### Assignment
The answer required is how many lines of the following entries contain the word "Annualized", with no other words.

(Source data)
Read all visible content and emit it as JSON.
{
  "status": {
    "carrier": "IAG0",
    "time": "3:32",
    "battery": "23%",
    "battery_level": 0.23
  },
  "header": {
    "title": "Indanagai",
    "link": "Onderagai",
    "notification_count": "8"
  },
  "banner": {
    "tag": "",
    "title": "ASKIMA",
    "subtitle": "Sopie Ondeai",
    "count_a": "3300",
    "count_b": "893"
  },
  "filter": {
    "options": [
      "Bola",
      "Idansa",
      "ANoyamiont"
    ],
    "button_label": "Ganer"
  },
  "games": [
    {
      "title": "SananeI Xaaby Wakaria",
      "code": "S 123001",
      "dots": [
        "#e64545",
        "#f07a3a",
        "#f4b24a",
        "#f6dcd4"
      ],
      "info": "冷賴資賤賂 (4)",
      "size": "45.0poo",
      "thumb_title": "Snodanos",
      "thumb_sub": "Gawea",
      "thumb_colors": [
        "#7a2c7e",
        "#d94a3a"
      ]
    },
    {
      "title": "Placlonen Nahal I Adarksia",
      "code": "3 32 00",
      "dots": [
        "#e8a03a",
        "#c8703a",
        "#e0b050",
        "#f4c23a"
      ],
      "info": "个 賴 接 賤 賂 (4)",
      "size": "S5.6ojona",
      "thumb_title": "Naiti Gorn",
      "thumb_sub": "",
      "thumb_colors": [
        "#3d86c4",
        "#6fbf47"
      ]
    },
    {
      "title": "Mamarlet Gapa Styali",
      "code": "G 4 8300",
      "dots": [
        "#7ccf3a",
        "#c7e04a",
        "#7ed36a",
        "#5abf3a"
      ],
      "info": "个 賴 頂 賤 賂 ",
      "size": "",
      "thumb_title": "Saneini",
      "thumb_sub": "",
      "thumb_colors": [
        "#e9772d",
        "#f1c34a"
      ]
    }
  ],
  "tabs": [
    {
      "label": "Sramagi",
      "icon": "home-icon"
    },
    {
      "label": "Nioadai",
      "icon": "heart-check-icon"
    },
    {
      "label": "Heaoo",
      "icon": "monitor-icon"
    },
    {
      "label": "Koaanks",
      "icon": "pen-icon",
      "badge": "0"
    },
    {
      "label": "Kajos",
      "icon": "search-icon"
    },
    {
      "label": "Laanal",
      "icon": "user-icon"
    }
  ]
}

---

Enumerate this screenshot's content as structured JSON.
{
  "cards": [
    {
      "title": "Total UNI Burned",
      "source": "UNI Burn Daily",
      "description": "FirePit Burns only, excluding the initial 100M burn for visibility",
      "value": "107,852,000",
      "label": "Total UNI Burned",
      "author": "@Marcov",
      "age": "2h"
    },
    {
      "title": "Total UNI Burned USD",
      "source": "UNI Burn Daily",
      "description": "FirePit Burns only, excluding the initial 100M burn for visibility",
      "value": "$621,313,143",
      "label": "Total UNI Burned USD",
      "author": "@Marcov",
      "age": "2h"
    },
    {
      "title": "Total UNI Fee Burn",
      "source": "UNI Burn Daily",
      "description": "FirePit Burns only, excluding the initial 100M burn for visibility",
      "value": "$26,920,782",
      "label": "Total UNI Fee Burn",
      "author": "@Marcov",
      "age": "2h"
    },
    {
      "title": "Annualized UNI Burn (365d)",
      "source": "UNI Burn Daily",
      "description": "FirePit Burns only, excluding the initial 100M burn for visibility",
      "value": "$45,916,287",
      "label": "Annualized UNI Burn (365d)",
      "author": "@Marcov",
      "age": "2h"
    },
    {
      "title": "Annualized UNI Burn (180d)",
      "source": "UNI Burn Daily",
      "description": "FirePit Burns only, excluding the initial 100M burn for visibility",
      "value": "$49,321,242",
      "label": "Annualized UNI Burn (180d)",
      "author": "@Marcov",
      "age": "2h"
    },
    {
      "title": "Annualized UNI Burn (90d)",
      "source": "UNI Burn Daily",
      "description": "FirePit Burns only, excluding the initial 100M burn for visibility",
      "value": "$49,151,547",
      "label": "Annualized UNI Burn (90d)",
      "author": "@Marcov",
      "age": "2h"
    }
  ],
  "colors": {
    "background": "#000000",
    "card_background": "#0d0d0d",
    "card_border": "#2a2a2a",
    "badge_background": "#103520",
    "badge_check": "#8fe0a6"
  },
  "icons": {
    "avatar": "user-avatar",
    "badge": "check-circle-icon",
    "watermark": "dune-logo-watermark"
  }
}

### Result below
6